◆ DATA SECTION

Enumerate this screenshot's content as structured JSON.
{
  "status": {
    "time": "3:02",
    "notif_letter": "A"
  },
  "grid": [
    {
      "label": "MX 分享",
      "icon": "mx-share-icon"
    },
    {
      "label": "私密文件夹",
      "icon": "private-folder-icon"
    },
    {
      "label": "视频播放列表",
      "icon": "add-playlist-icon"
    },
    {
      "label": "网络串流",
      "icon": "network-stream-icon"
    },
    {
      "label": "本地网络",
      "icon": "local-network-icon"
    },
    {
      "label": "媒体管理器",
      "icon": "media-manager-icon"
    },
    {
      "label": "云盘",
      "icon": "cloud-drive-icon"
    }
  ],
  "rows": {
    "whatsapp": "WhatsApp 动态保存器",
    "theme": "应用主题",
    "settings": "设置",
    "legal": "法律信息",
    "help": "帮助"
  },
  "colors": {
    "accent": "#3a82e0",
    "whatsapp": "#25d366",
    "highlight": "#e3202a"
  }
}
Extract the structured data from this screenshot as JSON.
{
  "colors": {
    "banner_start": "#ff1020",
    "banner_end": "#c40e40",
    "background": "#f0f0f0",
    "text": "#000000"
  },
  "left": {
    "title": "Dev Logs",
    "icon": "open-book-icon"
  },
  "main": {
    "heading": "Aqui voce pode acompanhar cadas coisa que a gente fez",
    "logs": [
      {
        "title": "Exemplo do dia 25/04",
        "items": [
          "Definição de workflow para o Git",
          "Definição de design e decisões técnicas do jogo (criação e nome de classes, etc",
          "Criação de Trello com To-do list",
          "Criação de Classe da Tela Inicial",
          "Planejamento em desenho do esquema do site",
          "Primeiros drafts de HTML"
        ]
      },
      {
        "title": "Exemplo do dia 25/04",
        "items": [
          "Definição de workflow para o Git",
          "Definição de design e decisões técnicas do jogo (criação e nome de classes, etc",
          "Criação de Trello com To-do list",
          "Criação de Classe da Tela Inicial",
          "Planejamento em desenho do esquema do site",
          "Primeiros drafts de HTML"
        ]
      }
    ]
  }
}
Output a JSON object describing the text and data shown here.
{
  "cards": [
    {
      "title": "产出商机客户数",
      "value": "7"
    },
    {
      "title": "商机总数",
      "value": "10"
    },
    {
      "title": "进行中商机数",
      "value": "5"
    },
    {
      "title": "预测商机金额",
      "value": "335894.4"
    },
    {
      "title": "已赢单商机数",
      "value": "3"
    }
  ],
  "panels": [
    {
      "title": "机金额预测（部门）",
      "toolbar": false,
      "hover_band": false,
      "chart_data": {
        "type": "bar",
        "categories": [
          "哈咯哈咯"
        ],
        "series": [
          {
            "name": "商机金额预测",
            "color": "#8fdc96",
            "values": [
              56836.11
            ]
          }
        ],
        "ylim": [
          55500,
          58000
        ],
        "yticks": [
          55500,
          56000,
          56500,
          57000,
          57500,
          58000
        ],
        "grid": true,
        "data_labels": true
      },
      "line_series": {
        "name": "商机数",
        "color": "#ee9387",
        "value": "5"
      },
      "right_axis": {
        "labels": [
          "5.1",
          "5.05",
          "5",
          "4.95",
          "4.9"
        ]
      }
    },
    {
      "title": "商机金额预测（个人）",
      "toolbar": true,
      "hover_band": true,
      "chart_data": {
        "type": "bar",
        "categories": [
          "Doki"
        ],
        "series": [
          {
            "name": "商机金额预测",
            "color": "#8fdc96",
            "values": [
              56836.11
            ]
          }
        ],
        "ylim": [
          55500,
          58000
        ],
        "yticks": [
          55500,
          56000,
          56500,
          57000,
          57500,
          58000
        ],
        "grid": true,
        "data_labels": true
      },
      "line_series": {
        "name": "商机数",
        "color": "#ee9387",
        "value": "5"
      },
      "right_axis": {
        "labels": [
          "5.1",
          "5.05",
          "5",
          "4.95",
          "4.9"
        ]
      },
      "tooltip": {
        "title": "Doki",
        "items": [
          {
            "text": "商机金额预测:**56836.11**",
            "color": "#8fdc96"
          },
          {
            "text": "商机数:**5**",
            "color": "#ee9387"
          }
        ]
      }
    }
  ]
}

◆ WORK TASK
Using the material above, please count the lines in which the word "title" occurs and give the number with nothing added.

◆ ANSWER TO THIS EXERCISE
11